The story itself is a classic example of Wuxia, a genre of Chinese fiction involving marital arts, personal codes of conduct, and some mysticism relating to Qi, a form of energy supposedly found in all people. As such, it follows a setup that many RPG gamers will find familiar; get allies, fight to get the mcguffin and beat the boss. This unfortunately results in a middle section of the show where it feels dull and slow with the team gathering allies to reach the Xuan Gui Zong headquarters. The beginning portion of the show however impresses with a brisk pace and rapid introduction of a varied set of characters. From a demon necromancer needed to cross a field of zombies, to an assassin that loves to fight, to an old archer with an ambitious apprentice, the cast of the show helps carry the show through it’s slower section by creating entertaining banner between the cast. Characterization however is fairly one note; most of the characters are tropes. But each of the characters fulfills that trope well and some, like Dan Fei, do have some development relating to the events of the show.
The end of the show also is a delight, with a lot of twists that people may have seen coming and some elements of Urobuchi’s thematic writing starts to show. Urobuchi mainly reflects on people’s good and evil sides and the show has it’s characters be deceptive with some of them being outright villains even on the “hero’s” side. However, there are still people of strong moral convictions and heroism that manage to win in the end. However, the very ending of the show, while it fits the themes set by the show, may make people feel shafted due to how the final boss is beaten.
The technical are where the show truly shines. Even in the slow scenes, the puppets are posing and gesturing in a way that’s common for Chinese opera. This is made possible by the detail put into the puppets; the eyes, mouth, fingers, arms and legs are fully articulated. In addition, the puppets are fully clothed in multiple layers complete with jewelry and even have blood effects. These puppets are far more than the simple puppets from Sesame Street and this enables emotion to be communicated in the slow scenes and for the characters to be able to handle the wirework action that they are subjected to. That wirework enables the show to truly fit the Wuxia label by having the characters fly around, swing their weapons with skill and it’s all supplemented with the use of CG to help add effects like particles and magic to the fights. The combination of CG and wirework creates surreal fight that feels like a dance between combatants and that brick cutting of the camera that manages to let the hit resonate while shifting to convey speed helps.

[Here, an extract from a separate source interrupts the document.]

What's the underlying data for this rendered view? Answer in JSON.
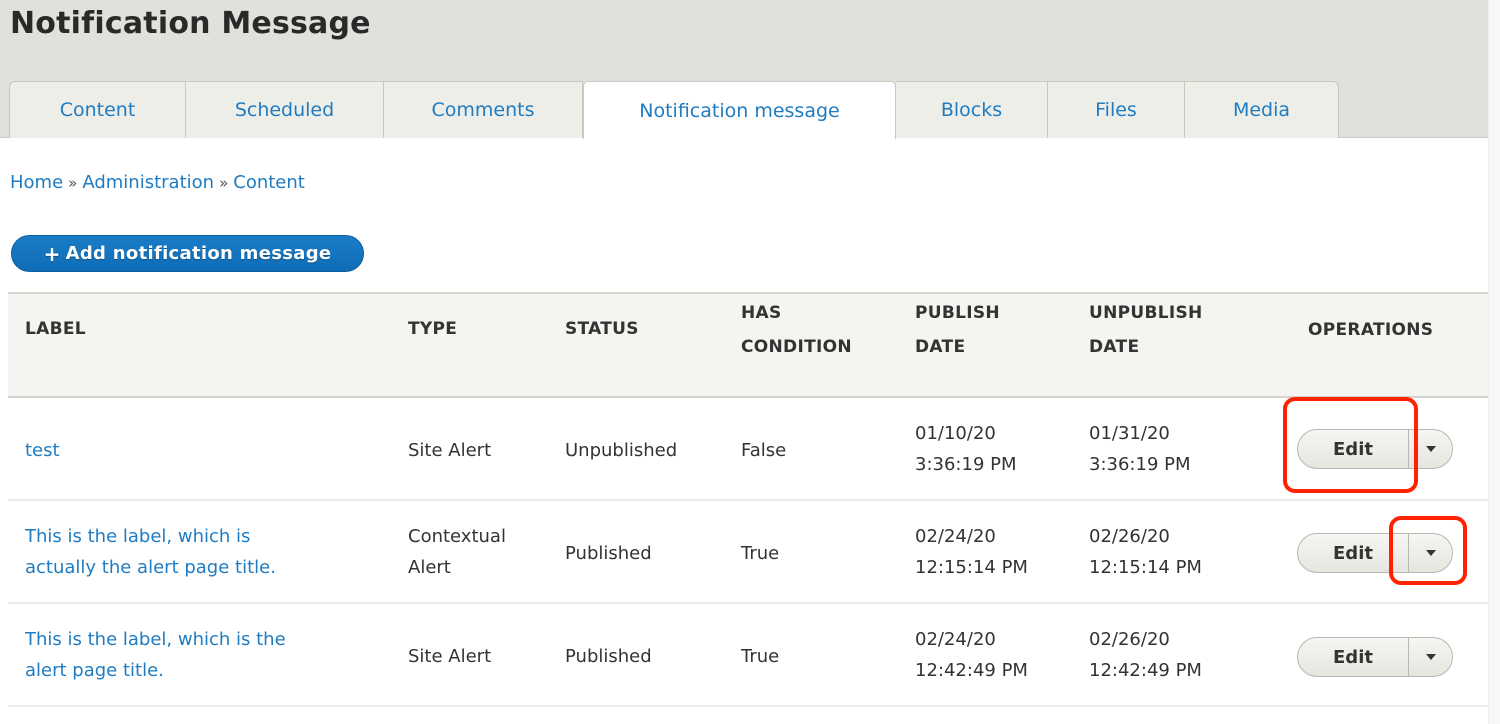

Voice acting is a bit of a contradiction. The seiyuus are clearly overacting in some scenes but that’s not really an issue with this show as the gestures and plot of the show are so absurd so it balances out in the end. Junichi Suwabe as Shang Bu Huan is an intereting counterpoint though as he plays the reluctant and slightly lazy hero. He clearly accents his voice with a slow cadence that suggest weariness and exasperation with the situation.
On a music front, one interesting thing of note is the opening, Reimei, by T.M. Revolution. It’s an upbeat energetic piece that does set the mood for the show’s over the top narrative and action. As such, I can say that it works well. On a background front, they really don’t have that notable tracks, they have like two for action scenes and one for slower scenes. That said, the tempo of the pieces changes for the situation and allows for longer mileage of the pieces.
A side comment for those watching the Crunchyroll version is that the audio will use the Japanese version of the character names but the subtitles will use the Chinese version. It can be annoying to people from a start but you start to make an association between the names quickly.
The best way to describe Thunderbolt Fantasy is “Over the Top Wuxia”. While it does have some slow points in it’s narrative and the ending may make people irritated, the show ultimately manages to keep the viewer coming back week after week to see what insane thing they will come up with next and satisfies it with some impressive fights that manage to rival some of the big shots in animation.